Internally, most of it has been rewritten. The big advantage of our new internal system is that we can now support different backends, without losing any speed. We support the following backends for now:
Text.Blaze.Renderer.Utf8: The default, fast UTF-8 renderer which produces a lazy
Text.Blaze.Renderer.String: A renderer which renders the page to a
String. This renderer is optimized as well, but of course, not as fast as the
Text.Blaze.Renderer.Pretty: A variation of the
Stringrenderer which produces a prettified, well-intended page. This is only meant for debugging purposes.

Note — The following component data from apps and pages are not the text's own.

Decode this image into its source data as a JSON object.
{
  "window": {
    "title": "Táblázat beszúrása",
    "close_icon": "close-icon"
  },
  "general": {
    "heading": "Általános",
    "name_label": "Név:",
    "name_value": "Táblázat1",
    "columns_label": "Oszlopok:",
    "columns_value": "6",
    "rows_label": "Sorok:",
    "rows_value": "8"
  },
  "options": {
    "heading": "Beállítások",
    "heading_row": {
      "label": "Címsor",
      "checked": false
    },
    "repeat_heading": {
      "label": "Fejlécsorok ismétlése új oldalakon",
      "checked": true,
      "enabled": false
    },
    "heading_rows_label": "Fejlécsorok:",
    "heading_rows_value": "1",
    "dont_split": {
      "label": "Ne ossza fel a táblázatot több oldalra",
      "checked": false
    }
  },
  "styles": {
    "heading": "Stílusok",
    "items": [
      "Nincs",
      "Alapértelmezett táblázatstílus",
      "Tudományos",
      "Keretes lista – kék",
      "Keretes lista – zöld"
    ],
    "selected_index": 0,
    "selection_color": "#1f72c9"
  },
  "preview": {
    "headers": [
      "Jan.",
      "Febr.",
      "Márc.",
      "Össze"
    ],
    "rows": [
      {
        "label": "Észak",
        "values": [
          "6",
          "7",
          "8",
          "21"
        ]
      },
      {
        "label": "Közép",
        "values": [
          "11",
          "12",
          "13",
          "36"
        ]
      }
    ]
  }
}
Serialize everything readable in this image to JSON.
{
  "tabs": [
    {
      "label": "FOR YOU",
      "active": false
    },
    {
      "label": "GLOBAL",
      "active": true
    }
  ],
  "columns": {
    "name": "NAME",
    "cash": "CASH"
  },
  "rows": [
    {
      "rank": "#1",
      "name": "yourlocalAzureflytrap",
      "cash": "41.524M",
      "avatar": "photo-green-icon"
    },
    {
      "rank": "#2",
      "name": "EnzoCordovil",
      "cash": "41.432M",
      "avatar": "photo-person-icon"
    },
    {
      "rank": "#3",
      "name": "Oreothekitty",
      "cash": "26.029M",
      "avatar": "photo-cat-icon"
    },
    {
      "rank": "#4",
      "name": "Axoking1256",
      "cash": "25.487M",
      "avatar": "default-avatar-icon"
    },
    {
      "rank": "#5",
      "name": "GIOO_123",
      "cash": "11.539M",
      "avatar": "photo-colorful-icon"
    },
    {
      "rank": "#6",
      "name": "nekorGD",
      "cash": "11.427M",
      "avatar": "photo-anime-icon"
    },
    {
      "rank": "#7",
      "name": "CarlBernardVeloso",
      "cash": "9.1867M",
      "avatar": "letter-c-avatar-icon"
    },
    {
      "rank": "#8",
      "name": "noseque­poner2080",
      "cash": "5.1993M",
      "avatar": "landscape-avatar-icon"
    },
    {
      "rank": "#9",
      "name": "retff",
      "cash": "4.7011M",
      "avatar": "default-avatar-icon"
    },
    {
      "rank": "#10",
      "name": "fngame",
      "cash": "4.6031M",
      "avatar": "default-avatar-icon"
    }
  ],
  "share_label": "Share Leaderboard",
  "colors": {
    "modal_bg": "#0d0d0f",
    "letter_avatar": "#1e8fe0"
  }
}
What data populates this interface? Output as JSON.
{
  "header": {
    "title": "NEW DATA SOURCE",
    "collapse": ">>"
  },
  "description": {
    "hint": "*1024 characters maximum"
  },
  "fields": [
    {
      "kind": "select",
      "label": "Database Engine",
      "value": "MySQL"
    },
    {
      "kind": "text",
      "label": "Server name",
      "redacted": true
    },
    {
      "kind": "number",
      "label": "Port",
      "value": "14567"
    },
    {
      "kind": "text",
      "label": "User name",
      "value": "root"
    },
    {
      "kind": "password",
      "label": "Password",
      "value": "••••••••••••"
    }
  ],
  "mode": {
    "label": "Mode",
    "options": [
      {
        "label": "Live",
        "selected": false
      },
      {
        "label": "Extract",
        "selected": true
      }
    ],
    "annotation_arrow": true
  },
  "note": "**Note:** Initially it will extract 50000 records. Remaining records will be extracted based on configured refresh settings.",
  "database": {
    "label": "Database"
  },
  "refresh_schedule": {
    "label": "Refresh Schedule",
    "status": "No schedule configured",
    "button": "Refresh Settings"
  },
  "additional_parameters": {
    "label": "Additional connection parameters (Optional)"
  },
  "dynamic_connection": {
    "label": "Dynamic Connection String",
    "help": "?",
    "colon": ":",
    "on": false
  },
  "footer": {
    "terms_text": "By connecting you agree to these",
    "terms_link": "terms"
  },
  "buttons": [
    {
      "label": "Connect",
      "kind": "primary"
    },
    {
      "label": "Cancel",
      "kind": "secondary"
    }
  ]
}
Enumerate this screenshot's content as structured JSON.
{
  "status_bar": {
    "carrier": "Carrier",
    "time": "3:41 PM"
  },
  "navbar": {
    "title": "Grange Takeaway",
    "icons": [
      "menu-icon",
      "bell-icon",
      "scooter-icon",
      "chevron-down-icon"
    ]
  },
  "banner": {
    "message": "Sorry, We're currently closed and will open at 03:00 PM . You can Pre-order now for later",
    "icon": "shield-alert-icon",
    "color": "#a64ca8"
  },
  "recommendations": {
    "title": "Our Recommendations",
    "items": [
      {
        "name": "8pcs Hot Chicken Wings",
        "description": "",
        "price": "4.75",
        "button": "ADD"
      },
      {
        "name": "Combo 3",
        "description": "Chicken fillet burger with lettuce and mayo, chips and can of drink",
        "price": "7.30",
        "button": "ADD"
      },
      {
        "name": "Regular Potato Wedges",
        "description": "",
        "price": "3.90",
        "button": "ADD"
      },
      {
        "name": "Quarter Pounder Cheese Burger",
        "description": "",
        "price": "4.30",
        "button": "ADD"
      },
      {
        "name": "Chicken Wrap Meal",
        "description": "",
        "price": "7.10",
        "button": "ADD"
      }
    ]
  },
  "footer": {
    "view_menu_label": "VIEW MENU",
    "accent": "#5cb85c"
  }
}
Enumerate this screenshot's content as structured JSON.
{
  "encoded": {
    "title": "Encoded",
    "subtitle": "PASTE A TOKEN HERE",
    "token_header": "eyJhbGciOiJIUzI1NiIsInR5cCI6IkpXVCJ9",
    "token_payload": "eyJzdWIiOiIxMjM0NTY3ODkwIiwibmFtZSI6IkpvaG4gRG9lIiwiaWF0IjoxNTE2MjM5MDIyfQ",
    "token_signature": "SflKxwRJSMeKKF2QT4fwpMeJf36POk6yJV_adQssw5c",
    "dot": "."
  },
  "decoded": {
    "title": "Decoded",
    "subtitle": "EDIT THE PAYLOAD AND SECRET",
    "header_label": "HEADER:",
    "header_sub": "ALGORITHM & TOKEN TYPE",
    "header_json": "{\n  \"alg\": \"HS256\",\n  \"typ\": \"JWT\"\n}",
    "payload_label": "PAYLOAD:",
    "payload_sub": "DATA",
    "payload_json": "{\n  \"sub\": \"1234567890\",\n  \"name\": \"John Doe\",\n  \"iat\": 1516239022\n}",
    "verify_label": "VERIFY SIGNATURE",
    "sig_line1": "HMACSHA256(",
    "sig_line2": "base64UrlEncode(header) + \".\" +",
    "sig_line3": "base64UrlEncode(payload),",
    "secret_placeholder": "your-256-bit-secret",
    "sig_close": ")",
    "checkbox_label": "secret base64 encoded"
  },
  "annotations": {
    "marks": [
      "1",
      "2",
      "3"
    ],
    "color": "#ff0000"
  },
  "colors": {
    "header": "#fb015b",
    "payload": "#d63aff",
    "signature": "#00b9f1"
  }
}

Supported HTML versions
We’ve expanded the set of supported HTML versions as well. Blaze now supports:
- HTML 5
- HTML 4 Strict
- HTML 4 Transitional
- HTML 4 Frameset
Additionally, I’ve been working on a tool
blaze-from-html (which needs to be
separately installed using
cabal install blaze-from-html) to convert HTML to
[jasper@alice ~]$ curl -S http://haskell.org/ | blaze-from-html -e | head docTypeHtml ! xmlns "http://www.w3.org/1999/xhtml" ! lang "en" $ do H.head $ do H.title "Haskell - HaskellWiki" meta ! name "KEYWORDS" ! content "Haskell" meta ! http_equiv "Content-type" ! content "text/html; charset=utf-8" meta ! name "robots" ! content "index,follow" link ! rel "shortcut icon" ! href "/favicon.ico" link ! rel "copyright" ! href "/haskellwiki/HaskellWiki:Copyrights" ...
-e flags ignores some errors, basically because the haskell homepage is
blaze-from-html wants to read HTML.
As you can see, the produced code is prettified and indented. If you use
-s (standalone) flag, you will also get all the necessary imports and
definitions, so you can directly compile the produced file.
Another big change is that we’ve changed the type for templates. From now on,
all your templates will be of the type
Html instead of
Html (). We felt this
choice is more sensible – we’re very sorry if this temporarily breaks your